Every line below is to be set down again exactly; any image stays out.

BEGIN DATA FOR THIS EXERCISE

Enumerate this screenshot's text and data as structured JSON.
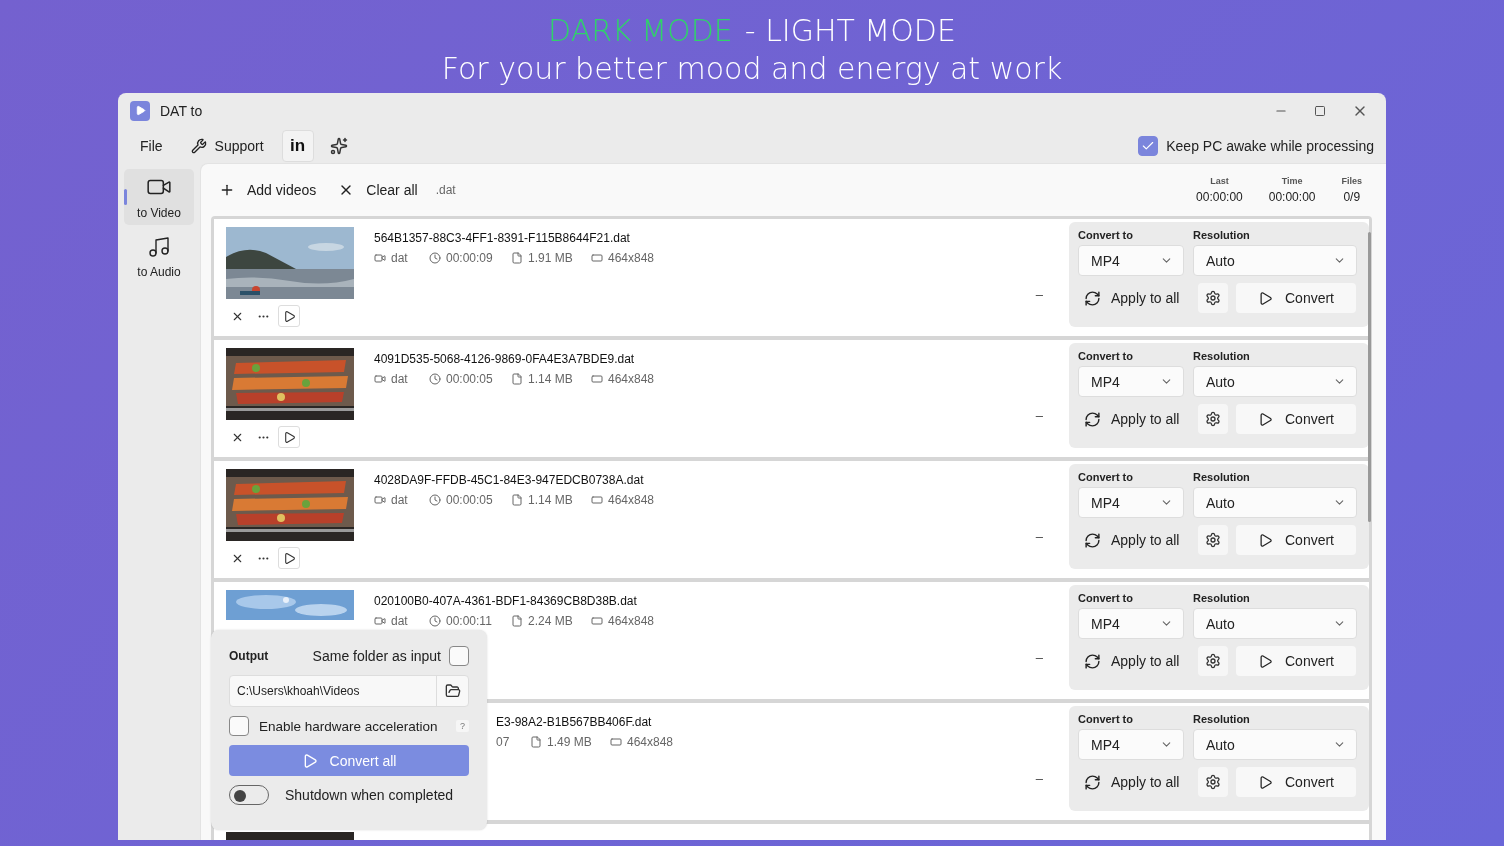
{
  "headline": [
    {
      "text": "DARK MODE",
      "kind": "accent"
    },
    {
      "text": "- LIGHT MODE",
      "kind": "plain"
    }
  ],
  "subheadline": "For your better mood and energy at work",
  "window": {
    "title": "DAT to"
  },
  "menu": {
    "file": "File",
    "support": "Support",
    "linkedin": "in"
  },
  "keep_awake": {
    "label": "Keep PC awake while processing",
    "checked": true
  },
  "nav": [
    {
      "label": "to Video",
      "selected": true
    },
    {
      "label": "to Audio",
      "selected": false
    }
  ],
  "toolbar": {
    "add": "Add videos",
    "clear": "Clear all",
    "extension": ".dat"
  },
  "stats": [
    {
      "label": "Last",
      "value": "00:00:00"
    },
    {
      "label": "Time",
      "value": "00:00:00"
    },
    {
      "label": "Files",
      "value": "0/9"
    }
  ],
  "rows": [
    {
      "kind": "full",
      "name": "564B1357-88C3-4FF1-8391-F115B8644F21.dat",
      "meta": [
        {
          "kind": "format",
          "text": "dat"
        },
        {
          "kind": "duration",
          "text": "00:00:09"
        },
        {
          "kind": "size",
          "text": "1.91 MB"
        },
        {
          "kind": "resolution",
          "text": "464x848"
        }
      ],
      "progress": "–",
      "convert_label": "Convert to",
      "format": "MP4",
      "resolution_label": "Resolution",
      "resolution": "Auto",
      "apply": "Apply to all",
      "convert": "Convert"
    },
    {
      "kind": "full",
      "name": "4091D535-5068-4126-9869-0FA4E3A7BDE9.dat",
      "meta": [
        {
          "kind": "format",
          "text": "dat"
        },
        {
          "kind": "duration",
          "text": "00:00:05"
        },
        {
          "kind": "size",
          "text": "1.14 MB"
        },
        {
          "kind": "resolution",
          "text": "464x848"
        }
      ],
      "progress": "–",
      "convert_label": "Convert to",
      "format": "MP4",
      "resolution_label": "Resolution",
      "resolution": "Auto",
      "apply": "Apply to all",
      "convert": "Convert"
    },
    {
      "kind": "full",
      "name": "4028DA9F-FFDB-45C1-84E3-947EDCB0738A.dat",
      "meta": [
        {
          "kind": "format",
          "text": "dat"
        },
        {
          "kind": "duration",
          "text": "00:00:05"
        },
        {
          "kind": "size",
          "text": "1.14 MB"
        },
        {
          "kind": "resolution",
          "text": "464x848"
        }
      ],
      "progress": "–",
      "convert_label": "Convert to",
      "format": "MP4",
      "resolution_label": "Resolution",
      "resolution": "Auto",
      "apply": "Apply to all",
      "convert": "Convert"
    },
    {
      "kind": "partly_covered",
      "name": "020100B0-407A-4361-BDF1-84369CB8D38B.dat",
      "meta": [
        {
          "kind": "format",
          "text": "dat"
        },
        {
          "kind": "duration",
          "text": "00:00:11"
        },
        {
          "kind": "size",
          "text": "2.24 MB"
        },
        {
          "kind": "resolution",
          "text": "464x848"
        }
      ],
      "progress": "–",
      "convert_label": "Convert to",
      "format": "MP4",
      "resolution_label": "Resolution",
      "resolution": "Auto",
      "apply": "Apply to all",
      "convert": "Convert"
    },
    {
      "kind": "covered",
      "name": "E3-98A2-B1B567BB406F.dat",
      "meta": [
        {
          "kind": "duration_cut",
          "text": "07"
        },
        {
          "kind": "size",
          "text": "1.49 MB"
        },
        {
          "kind": "resolution",
          "text": "464x848"
        }
      ],
      "progress": "–",
      "convert_label": "Convert to",
      "format": "MP4",
      "resolution_label": "Resolution",
      "resolution": "Auto",
      "apply": "Apply to all",
      "convert": "Convert"
    },
    {
      "kind": "cut"
    }
  ],
  "output": {
    "label": "Output",
    "same_folder": "Same folder as input",
    "same_folder_checked": false,
    "path": "C:\\Users\\khoah\\Videos",
    "hw_accel": "Enable hardware acceleration",
    "hw_accel_checked": false,
    "help": "?",
    "convert_all": "Convert all",
    "shutdown": "Shutdown when completed",
    "shutdown_on": false
  }
}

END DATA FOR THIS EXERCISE

RESPONSE TO THIS TASK:
Enumerate this screenshot's text and data as structured JSON.
{
  "headline": [
    {
      "text": "DARK MODE",
      "kind": "accent"
    },
    {
      "text": "- LIGHT MODE",
      "kind": "plain"
    }
  ],
  "subheadline": "For your better mood and energy at work",
  "window": {
    "title": "DAT to"
  },
  "menu": {
    "file": "File",
    "support": "Support",
    "linkedin": "in"
  },
  "keep_awake": {
    "label": "Keep PC awake while processing",
    "checked": true
  },
  "nav": [
    {
      "label": "to Video",
      "selected": true
    },
    {
      "label": "to Audio",
      "selected": false
    }
  ],
  "toolbar": {
    "add": "Add videos",
    "clear": "Clear all",
    "extension": ".dat"
  },
  "stats": [
    {
      "label": "Last",
      "value": "00:00:00"
    },
    {
      "label": "Time",
      "value": "00:00:00"
    },
    {
      "label": "Files",
      "value": "0/9"
    }
  ],
  "rows": [
    {
      "kind": "full",
      "name": "564B1357-88C3-4FF1-8391-F115B8644F21.dat",
      "meta": [
        {
          "kind": "format",
          "text": "dat"
        },
        {
          "kind": "duration",
          "text": "00:00:09"
        },
        {
          "kind": "size",
          "text": "1.91 MB"
        },
        {
          "kind": "resolution",
          "text": "464x848"
        }
      ],
      "progress": "–",
      "convert_label": "Convert to",
      "format": "MP4",
      "resolution_label": "Resolution",
      "resolution": "Auto",
      "apply": "Apply to all",
      "convert": "Convert"
    },
    {
      "kind": "full",
      "name": "4091D535-5068-4126-9869-0FA4E3A7BDE9.dat",
      "meta": [
        {
          "kind": "format",
          "text": "dat"
        },
        {
          "kind": "duration",
          "text": "00:00:05"
        },
        {
          "kind": "size",
          "text": "1.14 MB"
        },
        {
          "kind": "resolution",
          "text": "464x848"
        }
      ],
      "progress": "–",
      "convert_label": "Convert to",
      "format": "MP4",
      "resolution_label": "Resolution",
      "resolution": "Auto",
      "apply": "Apply to all",
      "convert": "Convert"
    },
    {
      "kind": "full",
      "name": "4028DA9F-FFDB-45C1-84E3-947EDCB0738A.dat",
      "meta": [
        {
          "kind": "format",
          "text": "dat"
        },
        {
          "kind": "duration",
          "text": "00:00:05"
        },
        {
          "kind": "size",
          "text": "1.14 MB"
        },
        {
          "kind": "resolution",
          "text": "464x848"
        }
      ],
      "progress": "–",
      "convert_label": "Convert to",
      "format": "MP4",
      "resolution_label": "Resolution",
      "resolution": "Auto",
      "apply": "Apply to all",
      "convert": "Convert"
    },
    {
      "kind": "partly_covered",
      "name": "020100B0-407A-4361-BDF1-84369CB8D38B.dat",
      "meta": [
        {
          "kind": "format",
          "text": "dat"
        },
        {
          "kind": "duration",
          "text": "00:00:11"
        },
        {
          "kind": "size",
          "text": "2.24 MB"
        },
        {
          "kind": "resolution",
          "text": "464x848"
        }
      ],
      "progress": "–",
      "convert_label": "Convert to",
      "format": "MP4",
      "resolution_label": "Resolution",
      "resolution": "Auto",
      "apply": "Apply to all",
      "convert": "Convert"
    },
    {
      "kind": "covered",
      "name": "E3-98A2-B1B567BB406F.dat",
      "meta": [
        {
          "kind": "duration_cut",
          "text": "07"
        },
        {
          "kind": "size",
          "text": "1.49 MB"
        },
        {
          "kind": "resolution",
          "text": "464x848"
        }
      ],
      "progress": "–",
      "convert_label": "Convert to",
      "format": "MP4",
      "resolution_label": "Resolution",
      "resolution": "Auto",
      "apply": "Apply to all",
      "convert": "Convert"
    },
    {
      "kind": "cut"
    }
  ],
  "output": {
    "label": "Output",
    "same_folder": "Same folder as input",
    "same_folder_checked": false,
    "path": "C:\\Users\\khoah\\Videos",
    "hw_accel": "Enable hardware acceleration",
    "hw_accel_checked": false,
    "help": "?",
    "convert_all": "Convert all",
    "shutdown": "Shutdown when completed",
    "shutdown_on": false
  }
}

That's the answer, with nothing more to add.